* [Exercise description]:
Please copy the data below exactly; none of the pictures in it belong in the copy.

* [Excerpts from an interface dataset]:
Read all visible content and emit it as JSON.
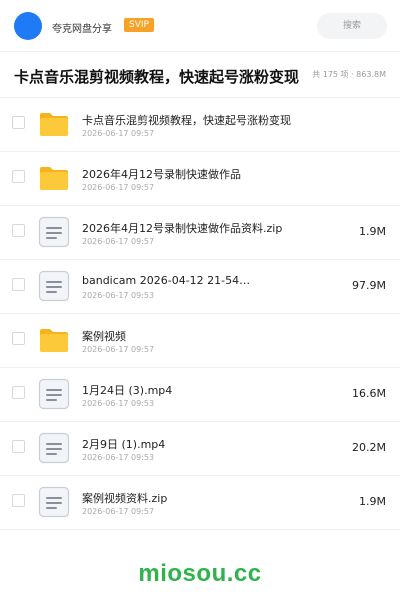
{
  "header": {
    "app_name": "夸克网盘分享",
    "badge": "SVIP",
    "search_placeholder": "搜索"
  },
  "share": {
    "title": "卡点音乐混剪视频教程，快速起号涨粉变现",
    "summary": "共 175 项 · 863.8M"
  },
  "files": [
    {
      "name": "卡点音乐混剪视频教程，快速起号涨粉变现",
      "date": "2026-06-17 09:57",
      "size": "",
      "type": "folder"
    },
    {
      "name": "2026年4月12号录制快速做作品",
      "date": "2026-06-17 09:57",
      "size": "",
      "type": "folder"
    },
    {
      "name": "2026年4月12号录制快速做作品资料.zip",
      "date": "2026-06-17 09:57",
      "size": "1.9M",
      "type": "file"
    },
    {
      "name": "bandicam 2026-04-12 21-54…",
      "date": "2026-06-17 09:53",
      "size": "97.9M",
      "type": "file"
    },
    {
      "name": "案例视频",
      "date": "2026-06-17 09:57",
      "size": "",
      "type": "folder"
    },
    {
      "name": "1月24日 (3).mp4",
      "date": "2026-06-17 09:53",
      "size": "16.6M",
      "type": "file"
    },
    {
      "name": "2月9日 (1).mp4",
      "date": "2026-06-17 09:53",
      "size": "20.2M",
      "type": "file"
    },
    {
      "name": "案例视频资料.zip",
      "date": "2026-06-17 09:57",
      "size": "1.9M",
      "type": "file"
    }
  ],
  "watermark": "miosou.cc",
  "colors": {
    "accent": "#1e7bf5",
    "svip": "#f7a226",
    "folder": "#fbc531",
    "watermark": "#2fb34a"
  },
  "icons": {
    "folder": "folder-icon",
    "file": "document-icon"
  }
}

* [Answer to the exercise]:
Read all visible content and emit it as JSON.
{
  "header": {
    "app_name": "夸克网盘分享",
    "badge": "SVIP",
    "search_placeholder": "搜索"
  },
  "share": {
    "title": "卡点音乐混剪视频教程，快速起号涨粉变现",
    "summary": "共 175 项 · 863.8M"
  },
  "files": [
    {
      "name": "卡点音乐混剪视频教程，快速起号涨粉变现",
      "date": "2026-06-17 09:57",
      "size": "",
      "type": "folder"
    },
    {
      "name": "2026年4月12号录制快速做作品",
      "date": "2026-06-17 09:57",
      "size": "",
      "type": "folder"
    },
    {
      "name": "2026年4月12号录制快速做作品资料.zip",
      "date": "2026-06-17 09:57",
      "size": "1.9M",
      "type": "file"
    },
    {
      "name": "bandicam 2026-04-12 21-54…",
      "date": "2026-06-17 09:53",
      "size": "97.9M",
      "type": "file"
    },
    {
      "name": "案例视频",
      "date": "2026-06-17 09:57",
      "size": "",
      "type": "folder"
    },
    {
      "name": "1月24日 (3).mp4",
      "date": "2026-06-17 09:53",
      "size": "16.6M",
      "type": "file"
    },
    {
      "name": "2月9日 (1).mp4",
      "date": "2026-06-17 09:53",
      "size": "20.2M",
      "type": "file"
    },
    {
      "name": "案例视频资料.zip",
      "date": "2026-06-17 09:57",
      "size": "1.9M",
      "type": "file"
    }
  ],
  "watermark": "miosou.cc",
  "colors": {
    "accent": "#1e7bf5",
    "svip": "#f7a226",
    "folder": "#fbc531",
    "watermark": "#2fb34a"
  },
  "icons": {
    "folder": "folder-icon",
    "file": "document-icon"
  }
}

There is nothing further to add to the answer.